Why are Olympic athletes using Cupping?

Cupping is an ancient form of therapy believed to have started in ancient Egypt centuries ago to then spread throughout Asia and South America.  Currently it consists on the application of glass or plastic cups where vacuum is created to the skin to draw the tissue up by suction. Cupping is painless; in most cases it will leave a mark similar to a bruise that disappears in a few days.

Cupping is used to treat a variety of conditions; it relieves pain, removes toxins, draws inflammation to the surface of the body to speed healing, stimulates the immune system and relieves stress by relaxing the muscles.

Studies have shown that cupping moves stagnant blood allowing fresh blood to move in stimulating the creation of new blood vessels that rejuvenate the area being treated.

As the body ages muscle tone decreases; this, paired with lack of activity, limits blood flow causing adhesions and scaring of the fascia resulting in stiffness and limited range of motion. Allowing fresh blood to move in brings oxygen and nutrients to the tissue. The formation of new blood vessels gives this therapy lasting effect.

By stretching the fascia cupping improves range of motion, this is one of the reasons it has become very popular with athletes; it also reduces scar formation after injuries and improves performance.

Cupping also creates micro traumas that result in a form of beneficial sterile inflammation.  The body responds to this by releasing white blood cells, fibroblast, platelets and other substances that promote healing.

Cupping also has a detoxifying effect, through the activation of the lymphatic system.

In combination with acupuncture it can successfully treat low back pain, neck pain, migraines, herpetic neuralgia, flu and colds, asthma, and fatigue. Some consider cupping more effective than massage in relaxing muscles.

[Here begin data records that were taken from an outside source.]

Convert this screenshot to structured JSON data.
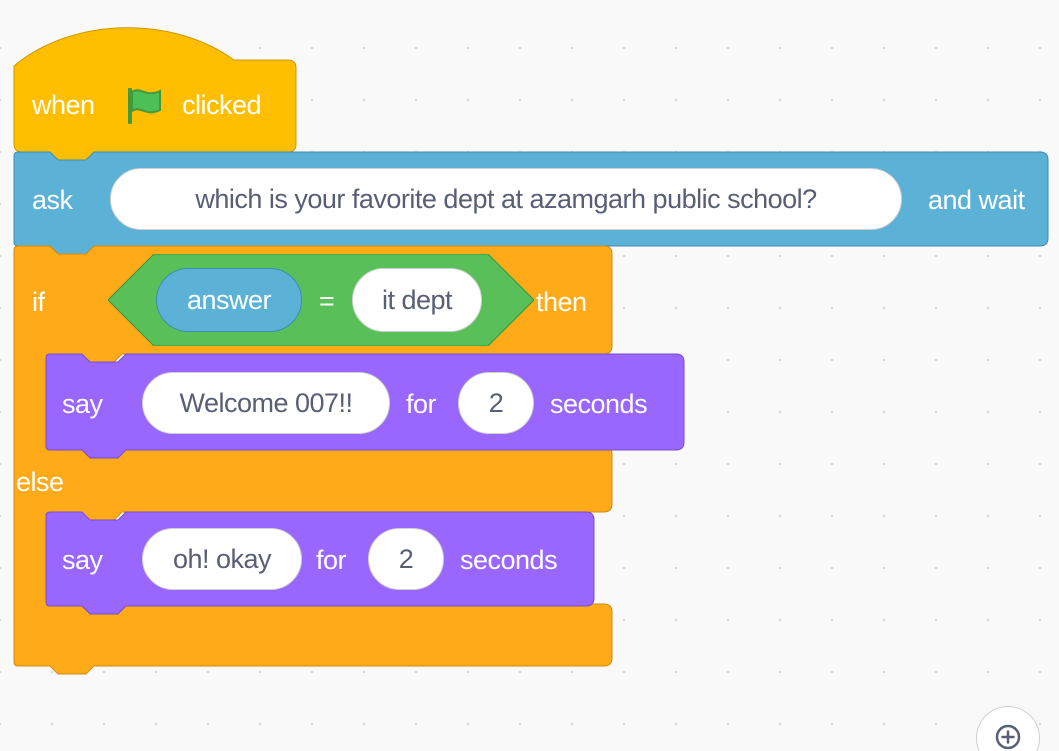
{
  "script": {
    "hat": {
      "when_label": "when",
      "flag_icon": "green-flag-icon",
      "clicked_label": "clicked",
      "color": "#ffbf00"
    },
    "ask": {
      "label": "ask",
      "question": "which is your favorite dept at azamgarh public school?",
      "wait_label": "and wait",
      "color": "#5cb1d6"
    },
    "if_else": {
      "if_label": "if",
      "condition": {
        "reporter": "answer",
        "operator": "=",
        "value": "it dept",
        "color": "#59c059"
      },
      "then_label": "then",
      "else_label": "else",
      "color": "#ffab19"
    },
    "say_then": {
      "say_label": "say",
      "message": "Welcome 007!!",
      "for_label": "for",
      "seconds_value": "2",
      "seconds_label": "seconds",
      "color": "#9966ff"
    },
    "say_else": {
      "say_label": "say",
      "message": "oh! okay",
      "for_label": "for",
      "seconds_value": "2",
      "seconds_label": "seconds",
      "color": "#9966ff"
    }
  },
  "controls": {
    "zoom_in_icon": "zoom-in-icon"
  }
}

References

Pacific College of Oriental Medicine
Dr Axe. www.draxe.com
“Cupping” – www.denveracupunctureandchiro.com